Task item -> Your answer should be the records, restated word for word.

Data section ->
------------------------

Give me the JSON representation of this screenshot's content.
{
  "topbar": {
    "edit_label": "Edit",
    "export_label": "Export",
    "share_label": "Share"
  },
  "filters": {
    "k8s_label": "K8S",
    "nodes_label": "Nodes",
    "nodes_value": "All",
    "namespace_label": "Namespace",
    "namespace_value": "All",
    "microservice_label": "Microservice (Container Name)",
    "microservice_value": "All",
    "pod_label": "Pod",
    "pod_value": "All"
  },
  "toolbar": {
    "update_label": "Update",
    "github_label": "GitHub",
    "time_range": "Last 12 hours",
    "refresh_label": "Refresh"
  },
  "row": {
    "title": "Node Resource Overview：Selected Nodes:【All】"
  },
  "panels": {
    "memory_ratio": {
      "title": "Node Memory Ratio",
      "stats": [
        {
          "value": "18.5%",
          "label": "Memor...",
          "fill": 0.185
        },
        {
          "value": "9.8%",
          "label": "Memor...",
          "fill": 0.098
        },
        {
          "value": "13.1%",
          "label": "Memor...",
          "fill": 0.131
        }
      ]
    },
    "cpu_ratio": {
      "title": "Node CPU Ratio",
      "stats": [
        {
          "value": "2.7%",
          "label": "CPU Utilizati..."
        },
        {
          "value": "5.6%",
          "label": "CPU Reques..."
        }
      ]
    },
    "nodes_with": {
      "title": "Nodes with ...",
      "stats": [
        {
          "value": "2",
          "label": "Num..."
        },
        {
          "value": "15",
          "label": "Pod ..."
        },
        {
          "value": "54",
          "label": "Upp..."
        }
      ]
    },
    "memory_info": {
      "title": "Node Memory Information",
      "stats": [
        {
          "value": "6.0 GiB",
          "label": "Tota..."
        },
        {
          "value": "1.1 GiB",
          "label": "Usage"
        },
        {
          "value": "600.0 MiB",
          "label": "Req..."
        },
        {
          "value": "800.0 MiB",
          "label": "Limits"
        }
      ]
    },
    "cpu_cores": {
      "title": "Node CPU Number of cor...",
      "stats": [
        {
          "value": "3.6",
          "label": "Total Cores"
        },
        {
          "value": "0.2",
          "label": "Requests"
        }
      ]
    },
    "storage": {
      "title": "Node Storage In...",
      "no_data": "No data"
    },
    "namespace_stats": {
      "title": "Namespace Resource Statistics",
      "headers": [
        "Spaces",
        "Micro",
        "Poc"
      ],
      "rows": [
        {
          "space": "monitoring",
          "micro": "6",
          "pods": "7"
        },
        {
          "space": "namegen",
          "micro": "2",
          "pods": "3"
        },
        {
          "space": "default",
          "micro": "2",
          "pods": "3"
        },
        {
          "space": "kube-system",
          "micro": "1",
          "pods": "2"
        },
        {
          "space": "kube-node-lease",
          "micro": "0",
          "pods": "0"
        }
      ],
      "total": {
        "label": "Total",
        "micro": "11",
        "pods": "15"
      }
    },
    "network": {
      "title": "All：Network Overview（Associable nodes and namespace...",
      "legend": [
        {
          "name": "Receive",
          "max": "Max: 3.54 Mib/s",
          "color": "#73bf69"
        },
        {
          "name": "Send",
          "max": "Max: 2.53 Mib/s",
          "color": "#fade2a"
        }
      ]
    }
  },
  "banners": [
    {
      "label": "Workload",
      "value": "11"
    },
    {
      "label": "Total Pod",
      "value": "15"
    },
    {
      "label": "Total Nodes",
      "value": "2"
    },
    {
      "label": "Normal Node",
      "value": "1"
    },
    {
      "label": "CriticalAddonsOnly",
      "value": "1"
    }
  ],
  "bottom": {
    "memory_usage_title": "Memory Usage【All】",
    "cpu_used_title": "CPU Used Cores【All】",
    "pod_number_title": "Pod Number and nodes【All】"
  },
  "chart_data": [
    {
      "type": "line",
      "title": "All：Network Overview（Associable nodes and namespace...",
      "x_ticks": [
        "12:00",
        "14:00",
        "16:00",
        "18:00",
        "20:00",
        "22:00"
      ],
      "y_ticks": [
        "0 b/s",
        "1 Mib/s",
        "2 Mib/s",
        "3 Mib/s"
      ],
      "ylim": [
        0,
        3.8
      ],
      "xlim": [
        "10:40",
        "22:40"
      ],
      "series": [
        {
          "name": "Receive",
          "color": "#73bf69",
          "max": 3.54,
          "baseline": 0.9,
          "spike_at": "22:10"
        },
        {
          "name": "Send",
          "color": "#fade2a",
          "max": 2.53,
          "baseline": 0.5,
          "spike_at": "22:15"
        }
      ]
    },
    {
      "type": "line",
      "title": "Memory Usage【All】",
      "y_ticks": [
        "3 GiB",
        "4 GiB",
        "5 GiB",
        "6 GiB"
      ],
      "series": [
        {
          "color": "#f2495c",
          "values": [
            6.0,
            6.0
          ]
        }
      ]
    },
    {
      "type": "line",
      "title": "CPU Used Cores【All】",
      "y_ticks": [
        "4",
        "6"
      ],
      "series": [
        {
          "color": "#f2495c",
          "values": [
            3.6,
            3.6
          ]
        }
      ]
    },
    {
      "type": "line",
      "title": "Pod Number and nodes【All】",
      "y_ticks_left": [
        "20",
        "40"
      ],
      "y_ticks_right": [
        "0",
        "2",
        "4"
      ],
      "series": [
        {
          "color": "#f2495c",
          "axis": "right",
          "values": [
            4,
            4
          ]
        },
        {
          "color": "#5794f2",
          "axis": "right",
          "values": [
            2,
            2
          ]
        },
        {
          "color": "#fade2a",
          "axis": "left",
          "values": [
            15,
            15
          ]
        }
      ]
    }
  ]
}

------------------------

Answer to this task ->
Give me the JSON representation of this screenshot's content.
{
  "topbar": {
    "edit_label": "Edit",
    "export_label": "Export",
    "share_label": "Share"
  },
  "filters": {
    "k8s_label": "K8S",
    "nodes_label": "Nodes",
    "nodes_value": "All",
    "namespace_label": "Namespace",
    "namespace_value": "All",
    "microservice_label": "Microservice (Container Name)",
    "microservice_value": "All",
    "pod_label": "Pod",
    "pod_value": "All"
  },
  "toolbar": {
    "update_label": "Update",
    "github_label": "GitHub",
    "time_range": "Last 12 hours",
    "refresh_label": "Refresh"
  },
  "row": {
    "title": "Node Resource Overview：Selected Nodes:【All】"
  },
  "panels": {
    "memory_ratio": {
      "title": "Node Memory Ratio",
      "stats": [
        {
          "value": "18.5%",
          "label": "Memor...",
          "fill": 0.185
        },
        {
          "value": "9.8%",
          "label": "Memor...",
          "fill": 0.098
        },
        {
          "value": "13.1%",
          "label": "Memor...",
          "fill": 0.131
        }
      ]
    },
    "cpu_ratio": {
      "title": "Node CPU Ratio",
      "stats": [
        {
          "value": "2.7%",
          "label": "CPU Utilizati..."
        },
        {
          "value": "5.6%",
          "label": "CPU Reques..."
        }
      ]
    },
    "nodes_with": {
      "title": "Nodes with ...",
      "stats": [
        {
          "value": "2",
          "label": "Num..."
        },
        {
          "value": "15",
          "label": "Pod ..."
        },
        {
          "value": "54",
          "label": "Upp..."
        }
      ]
    },
    "memory_info": {
      "title": "Node Memory Information",
      "stats": [
        {
          "value": "6.0 GiB",
          "label": "Tota..."
        },
        {
          "value": "1.1 GiB",
          "label": "Usage"
        },
        {
          "value": "600.0 MiB",
          "label": "Req..."
        },
        {
          "value": "800.0 MiB",
          "label": "Limits"
        }
      ]
    },
    "cpu_cores": {
      "title": "Node CPU Number of cor...",
      "stats": [
        {
          "value": "3.6",
          "label": "Total Cores"
        },
        {
          "value": "0.2",
          "label": "Requests"
        }
      ]
    },
    "storage": {
      "title": "Node Storage In...",
      "no_data": "No data"
    },
    "namespace_stats": {
      "title": "Namespace Resource Statistics",
      "headers": [
        "Spaces",
        "Micro",
        "Poc"
      ],
      "rows": [
        {
          "space": "monitoring",
          "micro": "6",
          "pods": "7"
        },
        {
          "space": "namegen",
          "micro": "2",
          "pods": "3"
        },
        {
          "space": "default",
          "micro": "2",
          "pods": "3"
        },
        {
          "space": "kube-system",
          "micro": "1",
          "pods": "2"
        },
        {
          "space": "kube-node-lease",
          "micro": "0",
          "pods": "0"
        }
      ],
      "total": {
        "label": "Total",
        "micro": "11",
        "pods": "15"
      }
    },
    "network": {
      "title": "All：Network Overview（Associable nodes and namespace...",
      "legend": [
        {
          "name": "Receive",
          "max": "Max: 3.54 Mib/s",
          "color": "#73bf69"
        },
        {
          "name": "Send",
          "max": "Max: 2.53 Mib/s",
          "color": "#fade2a"
        }
      ]
    }
  },
  "banners": [
    {
      "label": "Workload",
      "value": "11"
    },
    {
      "label": "Total Pod",
      "value": "15"
    },
    {
      "label": "Total Nodes",
      "value": "2"
    },
    {
      "label": "Normal Node",
      "value": "1"
    },
    {
      "label": "CriticalAddonsOnly",
      "value": "1"
    }
  ],
  "bottom": {
    "memory_usage_title": "Memory Usage【All】",
    "cpu_used_title": "CPU Used Cores【All】",
    "pod_number_title": "Pod Number and nodes【All】"
  },
  "chart_data": [
    {
      "type": "line",
      "title": "All：Network Overview（Associable nodes and namespace...",
      "x_ticks": [
        "12:00",
        "14:00",
        "16:00",
        "18:00",
        "20:00",
        "22:00"
      ],
      "y_ticks": [
        "0 b/s",
        "1 Mib/s",
        "2 Mib/s",
        "3 Mib/s"
      ],
      "ylim": [
        0,
        3.8
      ],
      "xlim": [
        "10:40",
        "22:40"
      ],
      "series": [
        {
          "name": "Receive",
          "color": "#73bf69",
          "max": 3.54,
          "baseline": 0.9,
          "spike_at": "22:10"
        },
        {
          "name": "Send",
          "color": "#fade2a",
          "max": 2.53,
          "baseline": 0.5,
          "spike_at": "22:15"
        }
      ]
    },
    {
      "type": "line",
      "title": "Memory Usage【All】",
      "y_ticks": [
        "3 GiB",
        "4 GiB",
        "5 GiB",
        "6 GiB"
      ],
      "series": [
        {
          "color": "#f2495c",
          "values": [
            6.0,
            6.0
          ]
        }
      ]
    },
    {
      "type": "line",
      "title": "CPU Used Cores【All】",
      "y_ticks": [
        "4",
        "6"
      ],
      "series": [
        {
          "color": "#f2495c",
          "values": [
            3.6,
            3.6
          ]
        }
      ]
    },
    {
      "type": "line",
      "title": "Pod Number and nodes【All】",
      "y_ticks_left": [
        "20",
        "40"
      ],
      "y_ticks_right": [
        "0",
        "2",
        "4"
      ],
      "series": [
        {
          "color": "#f2495c",
          "axis": "right",
          "values": [
            4,
            4
          ]
        },
        {
          "color": "#5794f2",
          "axis": "right",
          "values": [
            2,
            2
          ]
        },
        {
          "color": "#fade2a",
          "axis": "left",
          "values": [
            15,
            15
          ]
        }
      ]
    }
  ]
}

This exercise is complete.